Material for this task:
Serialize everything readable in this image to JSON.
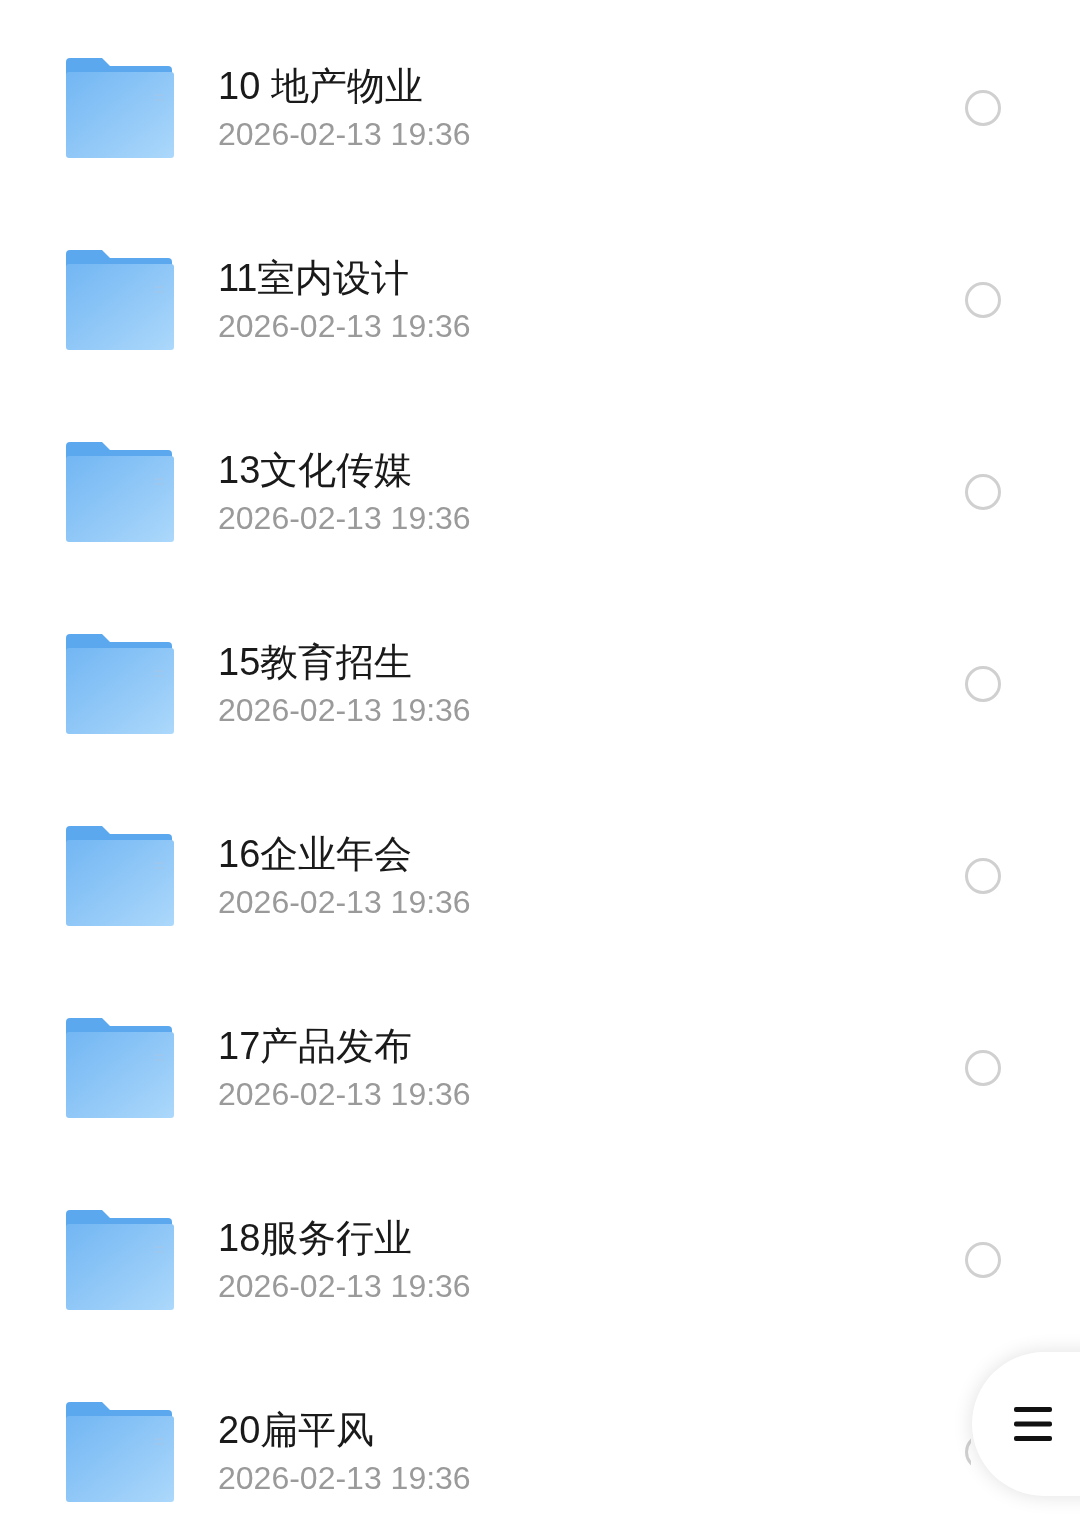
{
  "files": [
    {
      "name": "10 地产物业",
      "date": "2026-02-13 19:36",
      "selected": false
    },
    {
      "name": "11室内设计",
      "date": "2026-02-13 19:36",
      "selected": false
    },
    {
      "name": "13文化传媒",
      "date": "2026-02-13 19:36",
      "selected": false
    },
    {
      "name": "15教育招生",
      "date": "2026-02-13 19:36",
      "selected": false
    },
    {
      "name": "16企业年会",
      "date": "2026-02-13 19:36",
      "selected": false
    },
    {
      "name": "17产品发布",
      "date": "2026-02-13 19:36",
      "selected": false
    },
    {
      "name": "18服务行业",
      "date": "2026-02-13 19:36",
      "selected": false
    },
    {
      "name": "20扁平风",
      "date": "2026-02-13 19:36",
      "selected": false
    }
  ]
}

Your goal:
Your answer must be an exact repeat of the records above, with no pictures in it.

Completed exercise:
Serialize everything readable in this image to JSON.
{
  "files": [
    {
      "name": "10 地产物业",
      "date": "2026-02-13 19:36",
      "selected": false
    },
    {
      "name": "11室内设计",
      "date": "2026-02-13 19:36",
      "selected": false
    },
    {
      "name": "13文化传媒",
      "date": "2026-02-13 19:36",
      "selected": false
    },
    {
      "name": "15教育招生",
      "date": "2026-02-13 19:36",
      "selected": false
    },
    {
      "name": "16企业年会",
      "date": "2026-02-13 19:36",
      "selected": false
    },
    {
      "name": "17产品发布",
      "date": "2026-02-13 19:36",
      "selected": false
    },
    {
      "name": "18服务行业",
      "date": "2026-02-13 19:36",
      "selected": false
    },
    {
      "name": "20扁平风",
      "date": "2026-02-13 19:36",
      "selected": false
    }
  ]
}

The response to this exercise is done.